This study was supported by the Grant-in-Aid for Scientific Research on Innovative Areas (17H06428) and Grants-in-Aid (16k09979 and 17J40246) from JSPS; and the Grants from MHLW, AMED, the National Center for Child Health and Development, and the Takeda foundation.

Supplementary Information is linked to the online version of the paper on the Asian Journal of Andrology website.



 
  References Top

1.
Achermann JC, Hughes LA. Disorders of sex development. In: Kronenberg HM, Melmed S, Polonsky KS, Larsen PR, editors.

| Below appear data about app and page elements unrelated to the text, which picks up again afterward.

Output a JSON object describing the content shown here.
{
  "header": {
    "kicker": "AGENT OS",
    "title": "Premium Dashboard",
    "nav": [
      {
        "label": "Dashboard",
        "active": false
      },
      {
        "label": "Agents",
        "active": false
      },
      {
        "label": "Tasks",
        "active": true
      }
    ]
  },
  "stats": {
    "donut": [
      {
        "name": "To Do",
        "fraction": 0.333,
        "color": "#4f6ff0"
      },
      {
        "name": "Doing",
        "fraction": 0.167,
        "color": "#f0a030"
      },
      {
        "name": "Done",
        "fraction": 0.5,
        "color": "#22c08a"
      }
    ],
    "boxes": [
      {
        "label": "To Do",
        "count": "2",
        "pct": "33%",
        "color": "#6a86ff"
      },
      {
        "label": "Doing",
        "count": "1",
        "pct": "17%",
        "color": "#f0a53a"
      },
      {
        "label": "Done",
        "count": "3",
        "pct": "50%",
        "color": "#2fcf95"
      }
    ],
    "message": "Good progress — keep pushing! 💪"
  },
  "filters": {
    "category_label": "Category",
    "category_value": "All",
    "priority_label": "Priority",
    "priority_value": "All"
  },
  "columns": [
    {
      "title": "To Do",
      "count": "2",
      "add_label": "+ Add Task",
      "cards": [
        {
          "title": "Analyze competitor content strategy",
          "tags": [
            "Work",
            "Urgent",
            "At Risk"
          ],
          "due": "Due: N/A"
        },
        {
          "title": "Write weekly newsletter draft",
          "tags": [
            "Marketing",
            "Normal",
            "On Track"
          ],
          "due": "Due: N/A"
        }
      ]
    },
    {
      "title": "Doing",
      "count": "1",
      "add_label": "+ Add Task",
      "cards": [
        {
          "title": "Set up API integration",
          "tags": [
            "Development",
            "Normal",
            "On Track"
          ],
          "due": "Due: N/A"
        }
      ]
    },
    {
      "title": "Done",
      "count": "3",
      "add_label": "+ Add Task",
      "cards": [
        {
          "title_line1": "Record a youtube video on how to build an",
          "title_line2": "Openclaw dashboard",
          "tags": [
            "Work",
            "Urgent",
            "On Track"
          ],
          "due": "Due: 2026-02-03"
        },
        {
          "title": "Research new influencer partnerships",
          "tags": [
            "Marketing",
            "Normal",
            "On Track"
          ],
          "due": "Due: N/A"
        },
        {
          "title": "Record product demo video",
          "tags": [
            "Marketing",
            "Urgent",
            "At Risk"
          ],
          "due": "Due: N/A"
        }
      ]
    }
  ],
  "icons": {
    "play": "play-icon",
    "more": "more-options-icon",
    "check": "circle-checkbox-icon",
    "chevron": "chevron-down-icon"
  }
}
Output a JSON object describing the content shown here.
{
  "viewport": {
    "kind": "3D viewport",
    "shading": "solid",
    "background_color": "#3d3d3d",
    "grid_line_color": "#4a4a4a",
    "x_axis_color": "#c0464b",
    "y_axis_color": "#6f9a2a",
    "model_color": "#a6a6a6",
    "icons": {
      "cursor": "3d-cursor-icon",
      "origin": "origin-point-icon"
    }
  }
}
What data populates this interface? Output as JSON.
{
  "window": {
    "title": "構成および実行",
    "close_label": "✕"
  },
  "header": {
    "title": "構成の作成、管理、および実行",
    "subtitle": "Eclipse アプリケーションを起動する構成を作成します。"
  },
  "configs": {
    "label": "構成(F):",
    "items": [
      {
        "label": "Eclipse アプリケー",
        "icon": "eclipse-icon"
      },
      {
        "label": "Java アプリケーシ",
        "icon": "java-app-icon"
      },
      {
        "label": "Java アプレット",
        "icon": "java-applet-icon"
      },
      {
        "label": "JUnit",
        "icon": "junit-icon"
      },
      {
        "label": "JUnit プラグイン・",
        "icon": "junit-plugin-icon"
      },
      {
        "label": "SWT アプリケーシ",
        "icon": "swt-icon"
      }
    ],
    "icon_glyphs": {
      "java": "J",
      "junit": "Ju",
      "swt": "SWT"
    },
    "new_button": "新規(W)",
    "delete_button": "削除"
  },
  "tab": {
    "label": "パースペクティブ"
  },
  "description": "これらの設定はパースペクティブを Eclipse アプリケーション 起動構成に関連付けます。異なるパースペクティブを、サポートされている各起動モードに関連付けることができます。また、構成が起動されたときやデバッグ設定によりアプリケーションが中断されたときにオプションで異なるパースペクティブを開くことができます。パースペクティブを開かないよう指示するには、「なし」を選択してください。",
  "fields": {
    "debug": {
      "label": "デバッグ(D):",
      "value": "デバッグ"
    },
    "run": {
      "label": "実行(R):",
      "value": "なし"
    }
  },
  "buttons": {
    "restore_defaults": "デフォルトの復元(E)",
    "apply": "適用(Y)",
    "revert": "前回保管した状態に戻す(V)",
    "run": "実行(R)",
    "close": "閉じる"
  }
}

Williams Textbook of Endocrinology. 11th ed. Philadelphia: Elsevier/Saunders; 2007. p. 800–35.  Back to cited text no. 1
    
2.
van der Zanden LF, van Rooij IA, Feitz WF, Franke B, Knoers NV, et al. Aetiology of hypospadias: a systematic review of genes and environment. Hum Reprod Update 2012; 18: 260–83.  Back to cited text no. 2
    
3.
Kon M, Suzuki E, Dung VC, Hasegawa Y, Mitsui T, et al. Molecular basis of non-syndromic hypospadias: systematic mutation screening and genome-wide copy-number analysis of 62 patients. Hum Reprod 2015; 30: 499–506.  Back to cited text no. 3
    
4.
Tevosian SG, Albrecht KH, Crispino JD, Fujiwara Y, Eicher EM, et al. Gonadal differentiation, sex determination and normal Sry expression in mice require direct interaction between transcription partners GATA4 and FOG2. Development 2002; 129: 4627–34.  Back to cited text no. 4
    
5.
Tremblay JJ, Robert NM, Viger RS. Modulation of endogenous GATA-4 activity reveals its dual contribution to Müllerian inhibiting substance gene transcription in Sertoli cells. Mol Endocrinol 2001; 15: 1636–50.  Back to cited text no. 5
    
6.
Garg V, Kathiriya IS, Barnes R, Schluterman MK, King IN, et al. GATA4 mutations cause human congenital heart defects and reveal an interaction with TBX5. Nature 2003; 424: 443–7.  Back to cited text no. 6
    
7.
Prendiville T, Jay PY, Pu WT. Insights into the genetic structure of congenital heart disease from human and murine studies on monogenic disorders. Cold Spring Harb Perspect Med 2014; 4: a013946.  Back to cited text no. 7
    
8.
Lourenço D, Brauner R, Rybczynska M, Nihoul-Fékété C, McElreavey K, et al. Loss-of-function mutation in GATA4 causes anomalies of human testicular development. Proc Natl Acad Sci U S A 2011; 108: 1597–602.  Back to cited text no. 8
    
9.
Eggers S, Sadedin S, van den Bergen JA, Robevska G, Ohnesorg T, et al. Disorders of sex development: insights from targeted gene sequencing of a large international patient cohort. Genome Biol 2016; 17: 243.  Back to cited text no. 9
    
10.
Liu Y, Li B, Xu Y, Sun K. Mutation screening of Gata4 gene in CTD patients within Chinese Han population. Pediatr Cardiol 2017; 38: 506–12.  Back to cited text no. 10
    


    Figures

  [Figure 1]



 

Top
 
 
  Search
 
Similar in PUBMED
   Search Pubmed for
   Search in Google Scholar for
Access Statistics
Email Alert *
Add to My List *
* Registration required (free)

 
  In this article
Author Contributions
Competing Interests
Acknowledgments
References
Article Figures

 Article Access Statistics
    Viewed1872    
    Printed113    
    Emailed0    
    PDF Downloaded141    
    Comments [Add]    

Recommend this journal


[TAG2]
[TAG3]
[TAG4]